Category: Clinical Trials

Alternative medicine kills cancer patients

By definition, alternative medicine has not been shown to be effective or has been shown to be ineffective. Thus, alternative medicine is ineffective against cancer and can best be represented as either no treatment at all or potentially harmful treatment. It is thus not surprising that cancer patients who choose alternative medicine have a higher risk of dying from their cancer. A...

/ August 14, 2017

AllerVarx: A Questionable Remedy for Allergic Rhinitis

AllerVarx, a new dietary supplement, claims to relieve nasal allergy symptoms, but the only "evidence" is a single disreputable clinical trial with no control group. There is no reason to try this unproven remedy when there are so many effective remedies offered by mainstream medicine.

/ July 25, 2017

Does chemotherapy cause cancer to spread?

Earlier this month, a study was published in Science Translational Medicine that showed how chemotherapy before surgery can stimulate breast cancer invasiveness and invasion under certain circumstances. Not surprisingly, alternative cancer cure mavens everywhere are spinning the study as "proof" that chemotherapy has no benefit and causes only harm (and so you should buy their nostrums instead). Unsurprisingly, the actual results are...

/ July 17, 2017

Emergency acupuncture!

For whatever reason, acupuncturists and acupuncture believers think that acupuncture can be useful in emergency situations, be they in the field ("battlefield acupuncture," anyone?) or in the ER. They even do studies purporting to show that. This is yet another of such a clinical trial, albeit larger than usual. Guess what? It doesn't really show what it's advertised to show. I explain...

/ July 3, 2017

Can mind-body practices “reprogram” our DNA?

A recent systematic review has been touted as demonstrating that "mind-body" practices like yoga can reprogram our DNA. There are several reasons to doubt these claims, not the least of which is the history of bias in past studies on this topic.

/ June 26, 2017

Medical marijuana as the new herbalism, part 5: Turning herbalism into science-based medicine

There’s a new clinical trial published in the New England Journal of Medicine showing a beneficial effect due to cannabidiol, a chemical isolated from marijuana, on drug-resistant seizures due to Dravet syndrome.

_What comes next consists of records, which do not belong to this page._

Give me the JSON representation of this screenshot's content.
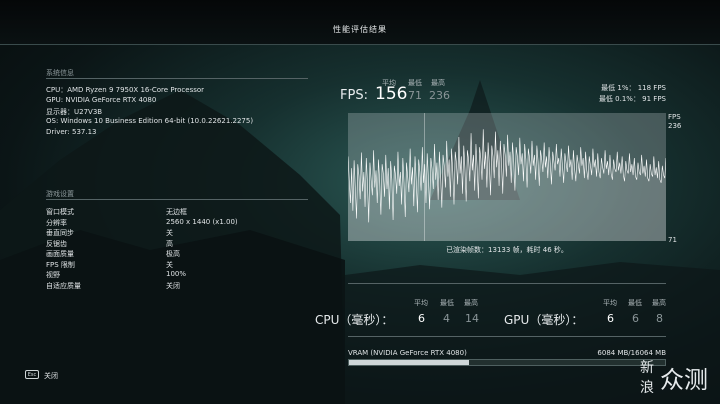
{
  "header": {
    "title": "性能评估结果"
  },
  "system_info": {
    "title": "系统信息",
    "lines": [
      "CPU：AMD Ryzen 9 7950X 16-Core Processor",
      "GPU: NVIDIA GeForce RTX 4080",
      "显示器：U27V3B",
      "OS: Windows 10 Business Edition 64-bit (10.0.22621.2275)",
      "Driver: 537.13"
    ]
  },
  "game_settings": {
    "title": "游戏设置",
    "rows": [
      {
        "label": "窗口模式",
        "value": "无边框"
      },
      {
        "label": "分辨率",
        "value": "2560 x 1440 (x1.00)"
      },
      {
        "label": "垂直同步",
        "value": "关"
      },
      {
        "label": "反锯齿",
        "value": "高"
      },
      {
        "label": "画面质量",
        "value": "极高"
      },
      {
        "label": "FPS 限制",
        "value": "关"
      },
      {
        "label": "视野",
        "value": "100%"
      },
      {
        "label": "自适应质量",
        "value": "关闭"
      }
    ]
  },
  "fps": {
    "label": "FPS:",
    "head_avg": "平均",
    "head_min": "最低",
    "head_max": "最高",
    "avg": "156",
    "min": "71",
    "max": "236",
    "low_1": "最低 1%： 118 FPS",
    "low_01": "最低 0.1%： 91 FPS"
  },
  "chart_data": {
    "type": "line",
    "y_top_label": "FPS",
    "y_top_value": "236",
    "y_bottom_value": "71",
    "ylim": [
      71,
      236
    ],
    "values": [
      180,
      150,
      120,
      165,
      110,
      175,
      140,
      100,
      170,
      155,
      125,
      185,
      135,
      160,
      115,
      178,
      145,
      95,
      172,
      150,
      130,
      188,
      140,
      162,
      120,
      176,
      148,
      105,
      170,
      158,
      128,
      182,
      138,
      165,
      112,
      174,
      150,
      98,
      168,
      156,
      132,
      186,
      142,
      160,
      118,
      178,
      146,
      102,
      172,
      154,
      134,
      190,
      144,
      166,
      116,
      180,
      150,
      108,
      176,
      160,
      136,
      192,
      146,
      170,
      120,
      184,
      152,
      112,
      178,
      164,
      138,
      196,
      150,
      172,
      124,
      186,
      156,
      114,
      182,
      168,
      140,
      200,
      154,
      176,
      128,
      190,
      160,
      118,
      186,
      172,
      144,
      205,
      158,
      180,
      132,
      194,
      164,
      122,
      188,
      176,
      148,
      210,
      162,
      182,
      136,
      196,
      166,
      126,
      192,
      178,
      150,
      215,
      164,
      186,
      140,
      198,
      170,
      130,
      194,
      180,
      152,
      212,
      166,
      188,
      142,
      200,
      172,
      132,
      196,
      182,
      154,
      208,
      168,
      186,
      146,
      198,
      174,
      136,
      192,
      180,
      156,
      204,
      170,
      184,
      148,
      196,
      176,
      140,
      190,
      178,
      158,
      200,
      168,
      182,
      150,
      194,
      174,
      142,
      188,
      176,
      160,
      198,
      166,
      180,
      152,
      192,
      172,
      144,
      186,
      174,
      162,
      196,
      170,
      178,
      154,
      190,
      168,
      146,
      184,
      172,
      160,
      194,
      166,
      176,
      150,
      188,
      164,
      148,
      182,
      170,
      158,
      192,
      168,
      178,
      152,
      186,
      162,
      150,
      180,
      168,
      156,
      190,
      166,
      176,
      154,
      184,
      160,
      152,
      178,
      166,
      158,
      188,
      164,
      174,
      156,
      182,
      158,
      150,
      176,
      164,
      160,
      186,
      162,
      172,
      158,
      180,
      156,
      148,
      174,
      162,
      158,
      184,
      160,
      170,
      156,
      178,
      154,
      150,
      172,
      160,
      156,
      182,
      158,
      168,
      154,
      176,
      152,
      148,
      170,
      158,
      154,
      180,
      156,
      166,
      152,
      174,
      150,
      146,
      168,
      156,
      152,
      178
    ]
  },
  "rendered": "已渲染帧数：13133 帧，耗时 46 秒。",
  "cpu": {
    "label": "CPU（毫秒）：",
    "head_avg": "平均",
    "head_min": "最低",
    "head_max": "最高",
    "avg": "6",
    "min": "4",
    "max": "14"
  },
  "gpu": {
    "label": "GPU（毫秒）：",
    "head_avg": "平均",
    "head_min": "最低",
    "head_max": "最高",
    "avg": "6",
    "min": "6",
    "max": "8"
  },
  "vram": {
    "label": "VRAM (NVIDIA GeForce RTX 4080)",
    "value": "6084 MB/16064 MB",
    "used_mb": 6084,
    "total_mb": 16064
  },
  "footer": {
    "key": "Esc",
    "close_label": "关闭"
  },
  "watermark": {
    "line1": "新",
    "line2": "浪",
    "brand": "众测"
  },
  "colors": {
    "accent": "#cfd6d8",
    "chart_bg": "#cdd5d6",
    "chart_line": "#ffffff",
    "bg": "#16302f"
  }
}
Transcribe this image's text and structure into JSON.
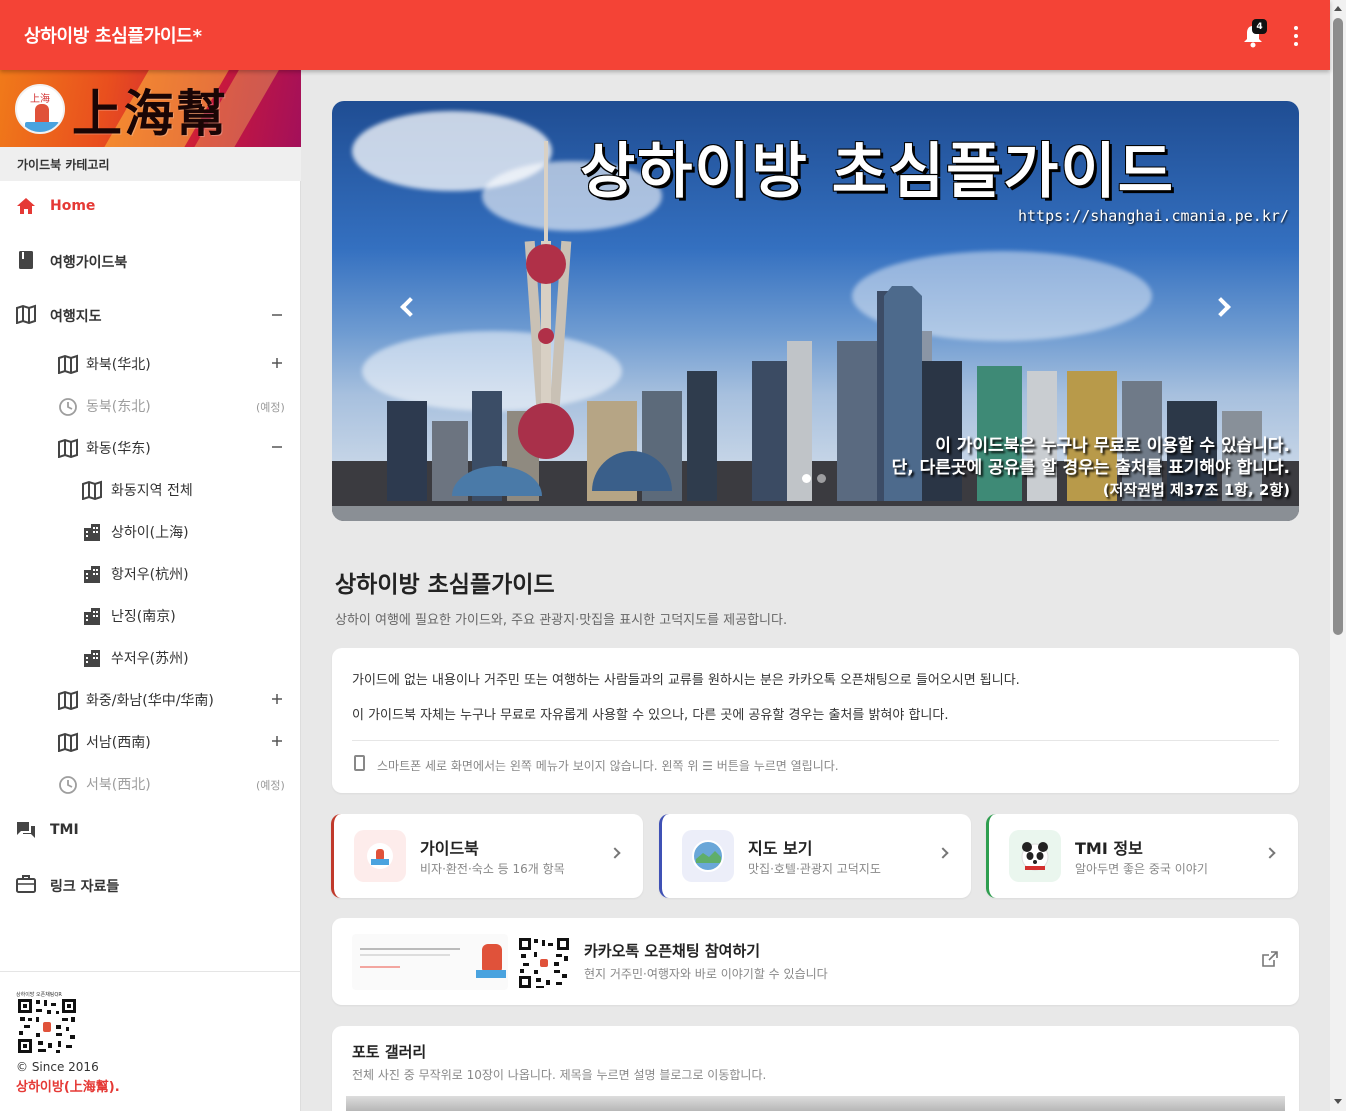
{
  "appbar": {
    "title": "상하이방 초심플가이드*",
    "notification_count": "4"
  },
  "sidebar": {
    "brand_logo_text": "上海幫",
    "brand_badge_text": "上海",
    "category_header": "가이드북 카테고리",
    "items": [
      {
        "label": "Home"
      },
      {
        "label": "여행가이드북"
      },
      {
        "label": "여행지도"
      },
      {
        "label": "화북(华北)"
      },
      {
        "label": "동북(东北)",
        "note": "(예정)"
      },
      {
        "label": "화동(华东)"
      },
      {
        "label": "화동지역 전체"
      },
      {
        "label": "상하이(上海)"
      },
      {
        "label": "항저우(杭州)"
      },
      {
        "label": "난징(南京)"
      },
      {
        "label": "쑤저우(苏州)"
      },
      {
        "label": "화중/화남(华中/华南)"
      },
      {
        "label": "서남(西南)"
      },
      {
        "label": "서북(西北)",
        "note": "(예정)"
      },
      {
        "label": "TMI"
      },
      {
        "label": "링크 자료들"
      }
    ],
    "footer": {
      "qr_caption": "상하이방 오픈채팅QR",
      "since": "© Since 2016",
      "brand": "상하이방(上海幫)."
    }
  },
  "hero": {
    "title": "상하이방 초심플가이드",
    "url": "https://shanghai.cmania.pe.kr/",
    "notice_line1": "이 가이드북은 누구나 무료로 이용할 수 있습니다.",
    "notice_line2": "단, 다른곳에 공유를 할 경우는 출처를 표기해야 합니다.",
    "notice_line3": "(저작권법 제37조 1항, 2항)"
  },
  "main": {
    "title": "상하이방 초심플가이드",
    "subtitle": "상하이 여행에 필요한 가이드와, 주요 관광지·맛집을 표시한 고덕지도를 제공합니다.",
    "info": {
      "line1": "가이드에 없는 내용이나 거주민 또는 여행하는 사람들과의 교류를 원하시는 분은 카카오톡 오픈채팅으로 들어오시면 됩니다.",
      "line2": "이 가이드북 자체는 누구나 무료로 자유롭게 사용할 수 있으나, 다른 곳에 공유할 경우는 출처를 밝혀야 합니다.",
      "note": "스마트폰 세로 화면에서는 왼쪽 메뉴가 보이지 않습니다. 왼쪽 위 ☰ 버튼을 누르면 열립니다."
    },
    "features": [
      {
        "title": "가이드북",
        "subtitle": "비자·환전·숙소 등 16개 항목",
        "color": "#c0392b"
      },
      {
        "title": "지도 보기",
        "subtitle": "맛집·호텔·관광지 고덕지도",
        "color": "#3f51b5"
      },
      {
        "title": "TMI 정보",
        "subtitle": "알아두면 좋은 중국 이야기",
        "color": "#2e9e4f"
      }
    ],
    "kakao": {
      "title": "카카오톡 오픈채팅 참여하기",
      "subtitle": "현지 거주민·여행자와 바로 이야기할 수 있습니다",
      "qr_caption": "상하이방 오픈채팅QR"
    },
    "gallery": {
      "title": "포토 갤러리",
      "subtitle": "전체 사진 중 무작위로 10장이 나옵니다. 제목을 누르면 설명 블로그로 이동합니다."
    }
  },
  "colors": {
    "primary": "#f44336",
    "active": "#e53935"
  }
}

Although there are a fair number of caveats, this is how you begin to turn the herbalism that characterizes medical marijuana advocacy into science-based medicine.

/ May 29, 2017

Quackery infiltrates The BMJ

As quackery in the form of "integrative medicine" has increasingly been "integrated" into medicine, medical journals are starting to notice and succumb to the temptation to decrease their skepticism. The BMJ, unfortunately, is the latest to do so. It won't be the last.

/ May 22, 2017

Two (now retracted) studies purporting to show that vaccinated children are sicker than unvaccinated children show nothing of the sort

Antivaccine websites have been touting two recently published studies as strong evidence that vaccinated children are less healthy than unvaccinated children. The studies are so flawed that they show nothing of the sort. Even more hilariously, the bottom-feeding predatory open access journal that published them appears to have retracted them.

/ May 11, 2017
Acupuncture

Cries the acupuncturist, “Medicine is biased against us, and there’s a double standard!”

A recent article in Popular Science argues that medicine has a bias against acupuncture, holding it to a higher standard of evidence than conventional medical interventions. Even if there is a double standard, the answer is not to recommend acupuncture, but rather to stop recommending medical procedures that don't work.

/ May 8, 2017

Corrigendum. The Week in Review for 05/07/2017.

Death from alternative medicine impersonators. An acupuncture study done so acupuncturists can get insurance money? A chiropractor has to refund the feds one million dollars. And more.

/ May 7, 2017